NWP 12 has been at the center of some controversy since a Montana federal judge vacated the NWP in an order issued April 15, 2020. In May, the same judge narrowed the ruling to apply only to oil and gas pipeline projects. Finally, in July, the U.S. Supreme Court further limited the ruling to only apply to the specific pipeline at issue in that case.

Changes to NWP 12

The rule splits NWP 12—previously covering all “utility line activities”—into three parts based on the utility type. NWP 12 will continue to authorize oil and gas pipelines. New NWP 57 will authorize electric utility line and telecommunications, and NWP 58 will serve utility line activities for water and other substances.
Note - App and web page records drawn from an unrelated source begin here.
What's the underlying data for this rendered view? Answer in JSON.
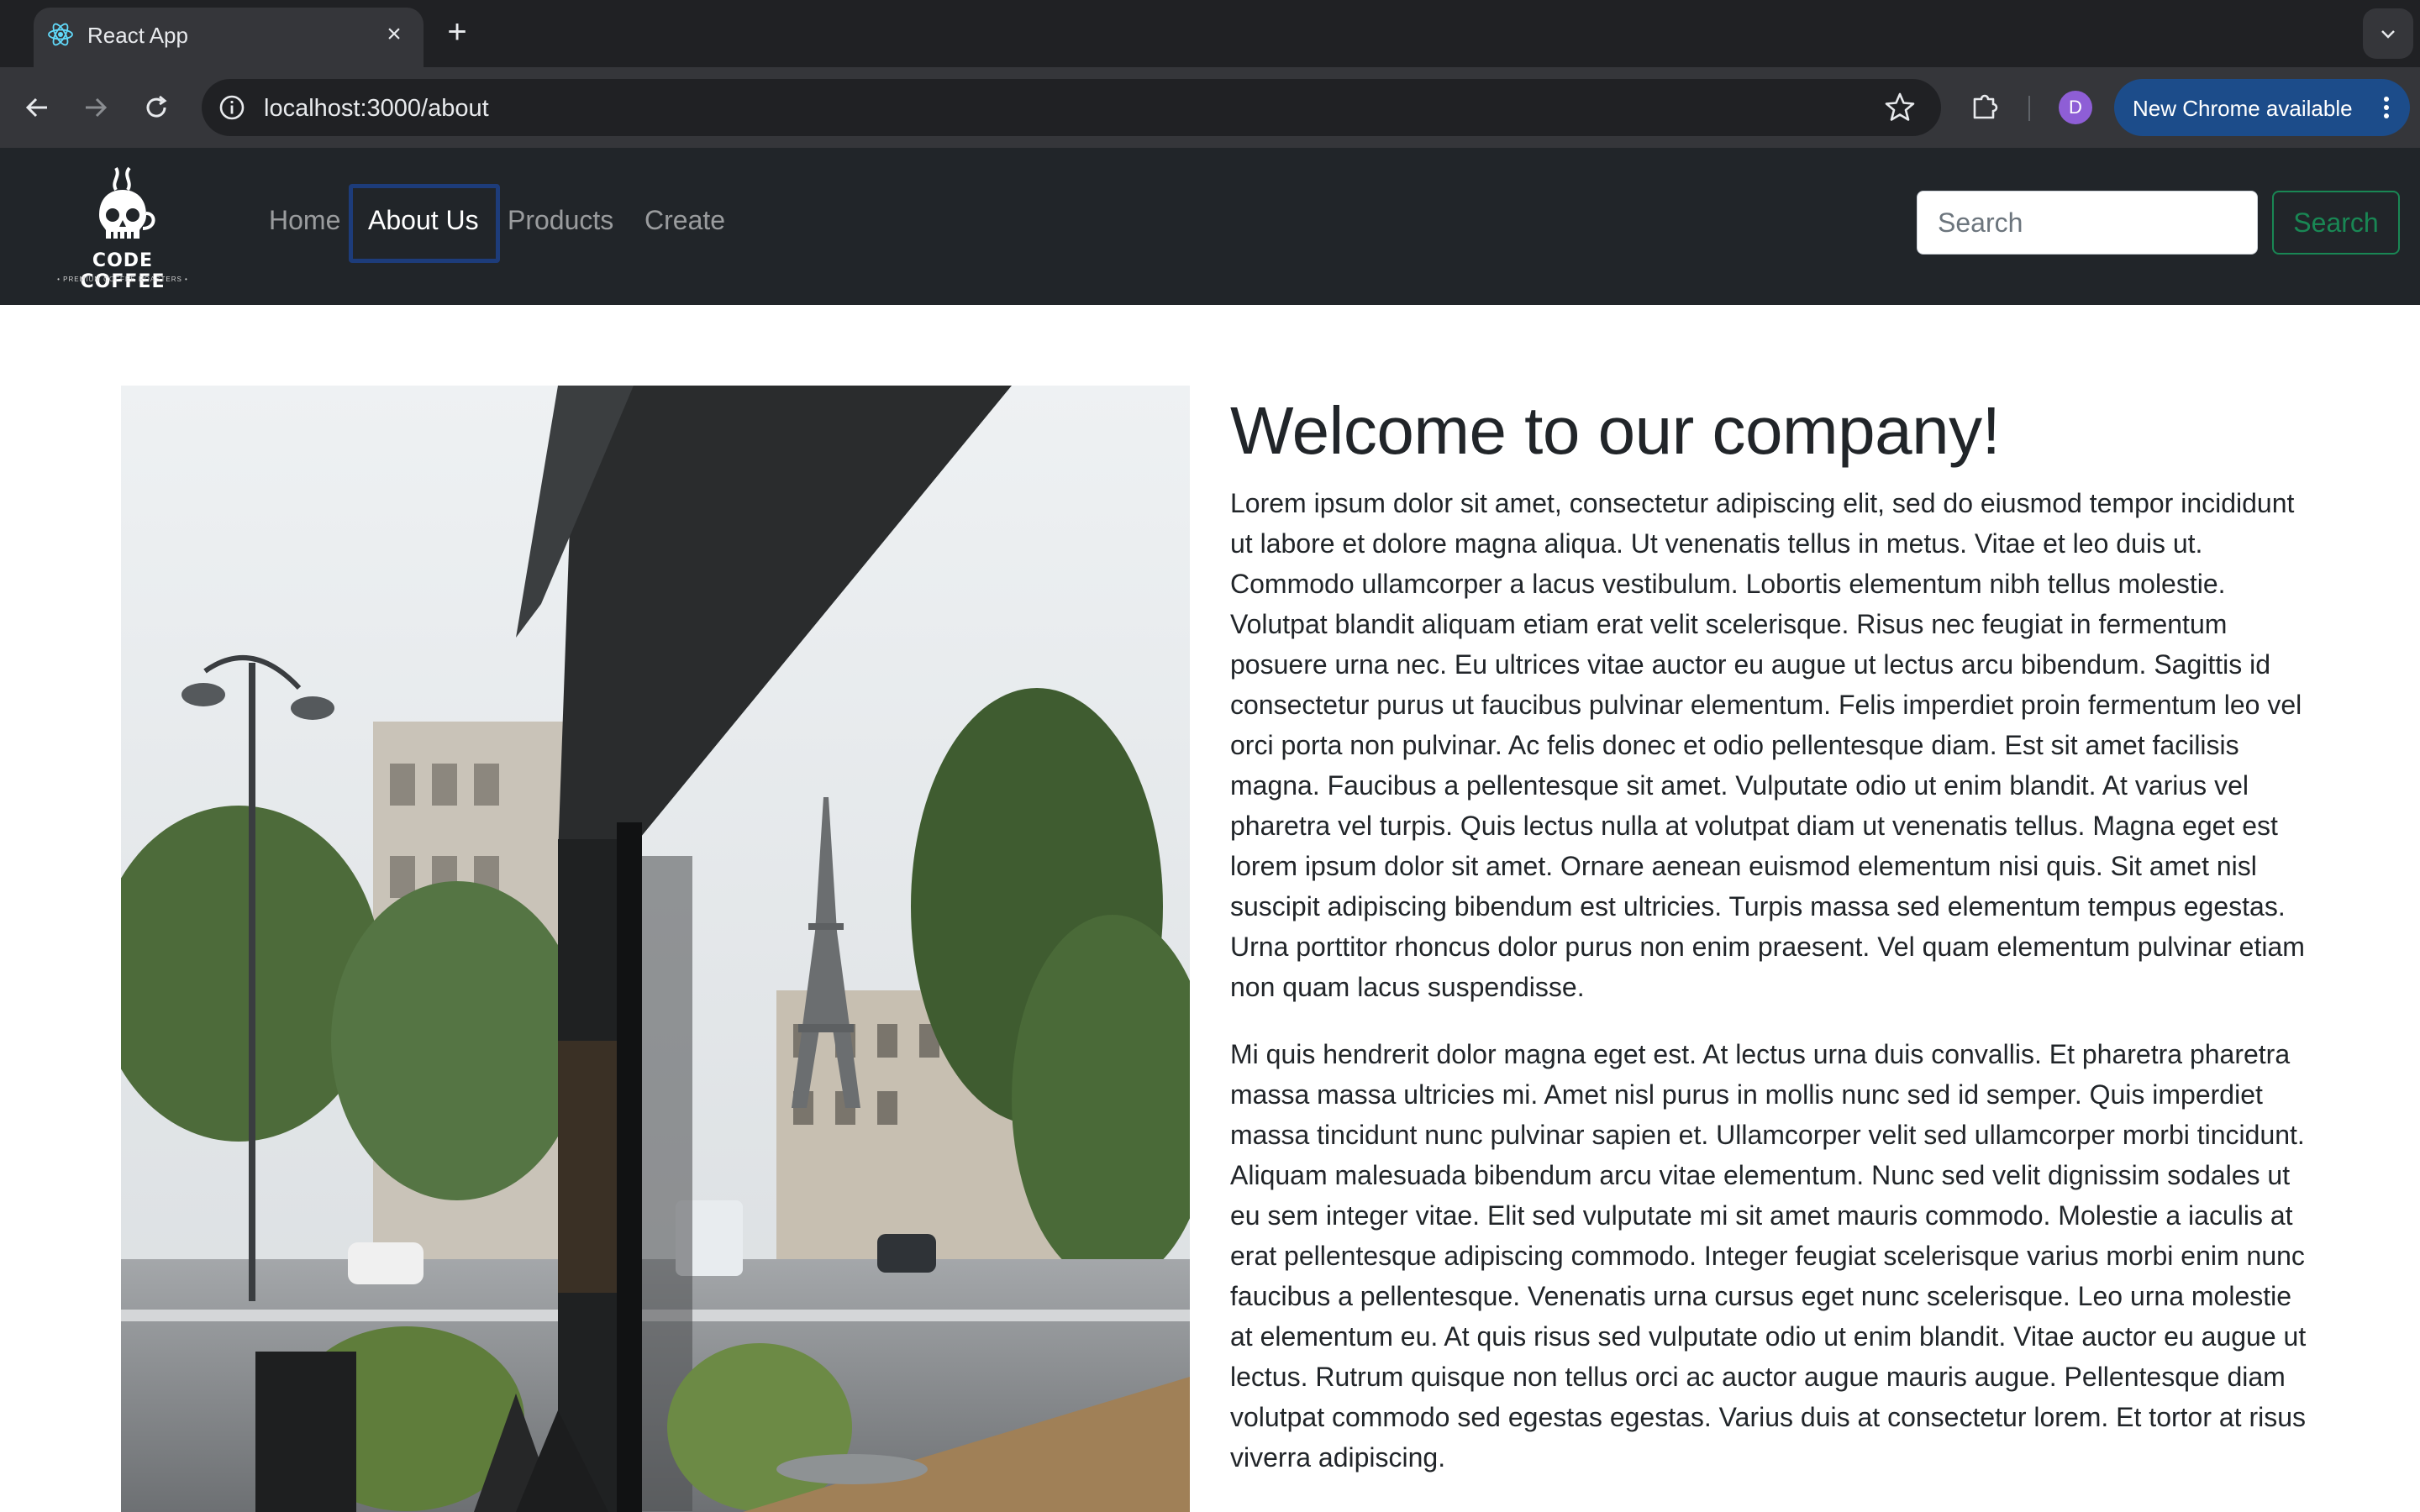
{
  "browser": {
    "tab_title": "React App",
    "tab_favicon": "react-atom-icon",
    "url": "localhost:3000/about",
    "profile_initial": "D",
    "update_label": "New Chrome available"
  },
  "navbar": {
    "brand_name": "CODE COFFEE",
    "brand_tagline": "• PREMIUM COFFEE ROASTERS •",
    "links": [
      "Home",
      "About Us",
      "Products",
      "Create"
    ],
    "active_link": "About Us",
    "search_placeholder": "Search",
    "search_button": "Search"
  },
  "main": {
    "image_alt": "Café window view onto a Paris street with the Eiffel Tower",
    "heading": "Welcome to our company!",
    "paragraphs": [
      "Lorem ipsum dolor sit amet, consectetur adipiscing elit, sed do eiusmod tempor incididunt ut labore et dolore magna aliqua. Ut venenatis tellus in metus. Vitae et leo duis ut. Commodo ullamcorper a lacus vestibulum. Lobortis elementum nibh tellus molestie. Volutpat blandit aliquam etiam erat velit scelerisque. Risus nec feugiat in fermentum posuere urna nec. Eu ultrices vitae auctor eu augue ut lectus arcu bibendum. Sagittis id consectetur purus ut faucibus pulvinar elementum. Felis imperdiet proin fermentum leo vel orci porta non pulvinar. Ac felis donec et odio pellentesque diam. Est sit amet facilisis magna. Faucibus a pellentesque sit amet. Vulputate odio ut enim blandit. At varius vel pharetra vel turpis. Quis lectus nulla at volutpat diam ut venenatis tellus. Magna eget est lorem ipsum dolor sit amet. Ornare aenean euismod elementum nisi quis. Sit amet nisl suscipit adipiscing bibendum est ultricies. Turpis massa sed elementum tempus egestas. Urna porttitor rhoncus dolor purus non enim praesent. Vel quam elementum pulvinar etiam non quam lacus suspendisse.",
      "Mi quis hendrerit dolor magna eget est. At lectus urna duis convallis. Et pharetra pharetra massa massa ultricies mi. Amet nisl purus in mollis nunc sed id semper. Quis imperdiet massa tincidunt nunc pulvinar sapien et. Ullamcorper velit sed ullamcorper morbi tincidunt. Aliquam malesuada bibendum arcu vitae elementum. Nunc sed velit dignissim sodales ut eu sem integer vitae. Elit sed vulputate mi sit amet mauris commodo. Molestie a iaculis at erat pellentesque adipiscing commodo. Integer feugiat scelerisque varius morbi enim nunc faucibus a pellentesque. Venenatis urna cursus eget nunc scelerisque. Leo urna molestie at elementum eu. At quis risus sed vulputate odio ut enim blandit. Vitae auctor eu augue ut lectus. Rutrum quisque non tellus orci ac auctor augue mauris augue. Pellentesque diam volutpat commodo sed egestas egestas. Varius duis at consectetur lorem. Et tortor at risus viverra adipiscing."
    ]
  },
  "colors": {
    "navbar_bg": "#212529",
    "search_button_accent": "#198754",
    "focus_ring": "#1d3c7a",
    "chrome_dark": "#202124",
    "chrome_toolbar": "#35363a"
  }
}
The rule also modifies NWP 12 by removing pre-construction notification (PCN) requirements for:

  1. activities involving mechanized land clearing in a forested wetland for the utility line right-of-way;
  2. utility lines in waters of the United States (WOTUS), excluding overhead lines, that exceed 500 feet;
  3. utility lines placed within a jurisdictional area (i.e., WOTUS) that run parallel to or along a stream bed that is within the jurisdictional area;
  4. permanent access roads constructed above grade in WOTUS for a distance of more than 500 feet; or
  5. permanent access roads constructed in WOTUS with impervious materials.

The new rule adds a PCN for new oil or natural gas pipelines more than 250 miles in length.

Response to the NWP 12 changes

Environmental groups have continually opposed the new rule regarding NWPs. In particular, they argue that it gives developers and oil drillers the “green light to destroy or pollute streams and wetlands.” Additionally, they contend that the changes “lack scientific or legal justification and threaten important waterways.”

With the administration change, it is uncertain whether this rule will remain in effect. In its August 2020 proposal for the rule, the Corps cited President Trump’s March 2017 executive order directing agencies to review regulations that could be burdening energy production. Environmental groups are hopeful that the Biden administration will quickly undo the changes brought by this rule.